- TASK -
Please keep the images out and set down the data exactly as given.

________________________________________

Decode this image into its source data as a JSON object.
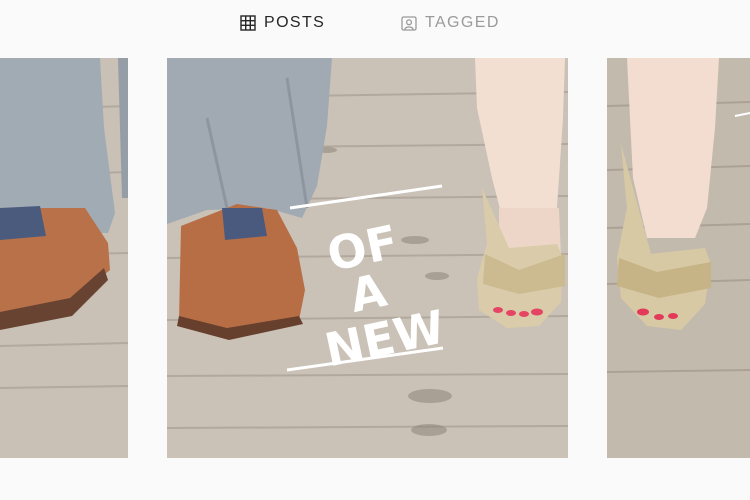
{
  "tabs": [
    {
      "label": "POSTS",
      "icon": "grid-icon",
      "active": true
    },
    {
      "label": "TAGGED",
      "icon": "tagged-portrait-icon",
      "active": false
    }
  ],
  "posts": [
    {
      "description_icon": "photo-left"
    },
    {
      "overlay_text": [
        "OF",
        "A",
        "NEW"
      ]
    },
    {
      "description_icon": "photo-right"
    }
  ],
  "colors": {
    "active_tab": "#262626",
    "inactive_tab": "#9a9a9a",
    "background": "#fafafa",
    "wood": "#b8ab9c",
    "trousers": "#9aa3ad",
    "leather_shoe": "#b4653a",
    "glitter_heel": "#d8c9a5",
    "nail_polish": "#e33a5a"
  }
}
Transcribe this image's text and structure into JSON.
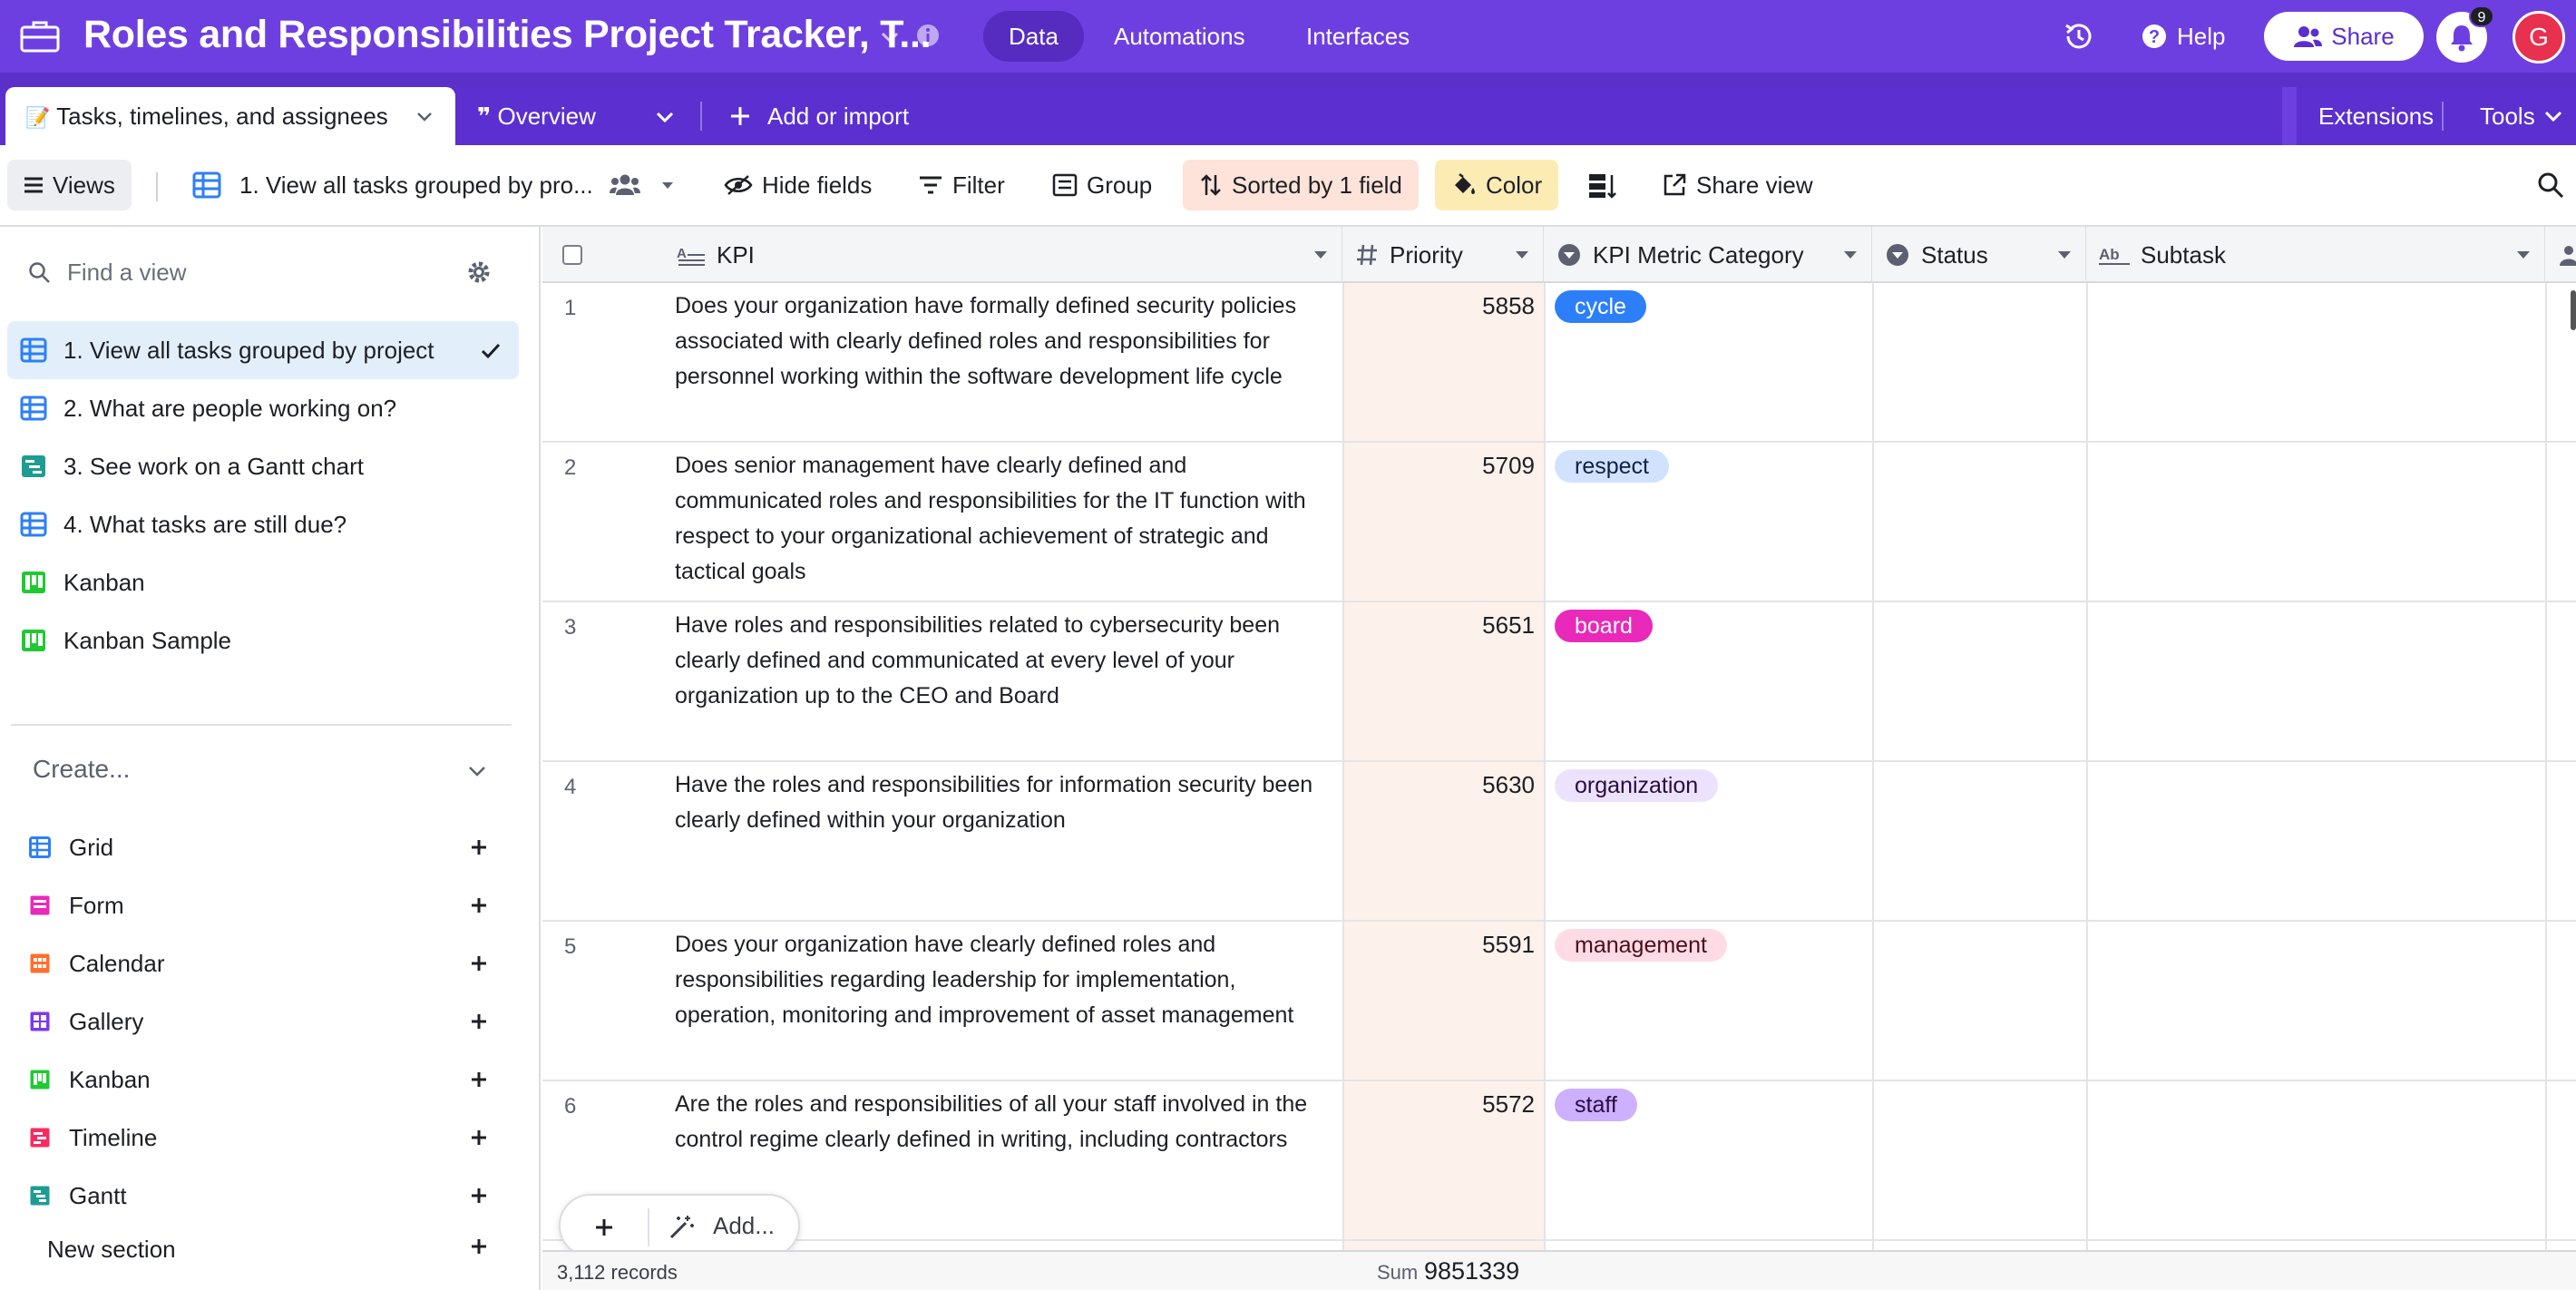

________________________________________

- TASK ANSWER -
Decode this image into its source data as a JSON object.
{
  "tabs": [
    {
      "label": "POSTS",
      "icon": "grid-icon",
      "active": true
    },
    {
      "label": "TAGGED",
      "icon": "tagged-portrait-icon",
      "active": false
    }
  ],
  "posts": [
    {
      "description_icon": "photo-left"
    },
    {
      "overlay_text": [
        "OF",
        "A",
        "NEW"
      ]
    },
    {
      "description_icon": "photo-right"
    }
  ],
  "colors": {
    "active_tab": "#262626",
    "inactive_tab": "#9a9a9a",
    "background": "#fafafa",
    "wood": "#b8ab9c",
    "trousers": "#9aa3ad",
    "leather_shoe": "#b4653a",
    "glitter_heel": "#d8c9a5",
    "nail_polish": "#e33a5a"
  }
}
Transcribe this image's text and structure into JSON.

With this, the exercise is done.